GLENEAGLES, Scotland — French President Jacques Chirac yesterday said he had won key U.S. concessions on global-warming policy, despite a Group of Eight accord that effectively killed the 1997 Kyoto treaty’s restrictions on greenhouse-gas emissions.
Mr. Chirac said the United States now sees Kyoto as “the legal framework to which we operate,” as leaders of the top industrialized nations pushed on with their summit agenda despite London’s terrorist bombings.
“We have noticed a shift in the American position,” Mr. Chirac said, adding that he thought the fact that every G-8 nation has signed Kyoto “weighed in the balance of the Americans’ thinking.” The U.S. has not ratified the pact.
The climate-change accord, to be ratified today, acknowledges that human activity contributes significantly to global warming and that a reduction in greenhouse gases is imperative to combat a dangerous climate change.
Citing what he called “a growing awareness of this issue” in the United States, Mr. Chirac said, “We will not master the problem of climate change if we don’t stand together.”
Yet the agreement all but tosses out the principles of the 1997 Kyoto Protocol on global warming — a document that President Bush declared dead in 2001 because it demands what he sees as economy-killing reductions on carbon-dioxide emissions over the next seven years.
“You know there’s been a lot of differences, dating back to 2001, over the Kyoto Protocol,” said Faryar Shirzad, the Bush administration’s lead diplomat for the summit. “I think what you’ll see is the group coming to consensus on a statement that reflects both concrete actions, as well as a statement of how to frame the issue that’s very much along the lines of what the president has talked about for a long time on this topic.”
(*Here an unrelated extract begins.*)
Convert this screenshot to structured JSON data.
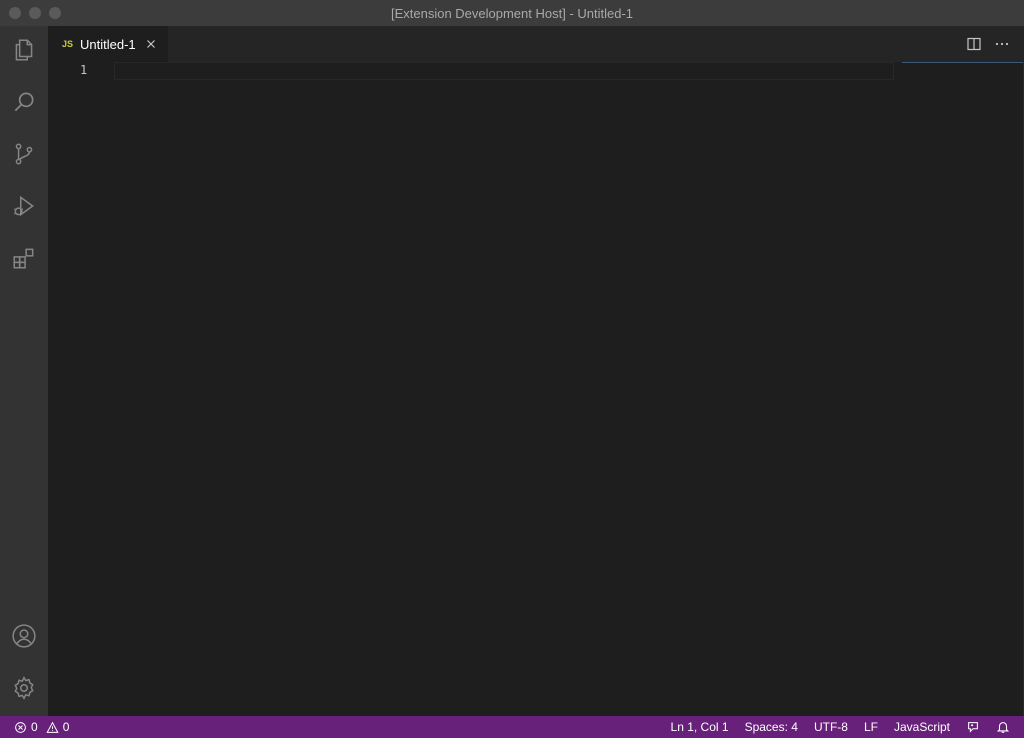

Mr. Bush advocates abandoning arbitrary limits on greenhouse-gas emissions, saying that would wreck the U.S. economy — and embracing what he calls a “post-Kyoto” strategy that concentrates on developing cleaner energy alternatives to oil, gas and coal.
Mr. Chirac said scientists are “unanimous” in their conclusion that the Earth is warming and it is “principally man-made.” But the Bush administration doesn’t go that far, acknowledging that human activity is only a “contributing” factor.
The final version of the document will more closely reflect Mr. Bush’s view.
“While uncertainties remain in our understanding of climate science, we know enough to act now to begin to slow down, and, in so far as the science justifies it, arrest and reverse the increase in greenhouse gases,” the communique states.
Environmental activists gathered here consider the agreement a farce.
“President Bush is isolated from the 12 other countries who have all emphasized the need for tough targets to reduce carbon-dioxide emissions,” said Greenpeace Director Stephen Tindale.
The G-8 nations — the U.S., Britain, France, Canada, Germany, Italy, Japan and Russia — will focus their attention today to fighting poverty and disease in Africa.
British Prime Minister Tony Blair wants to increase aid to Africa to $50 billion, and each nation will be pressuring the U.S. to contribute more.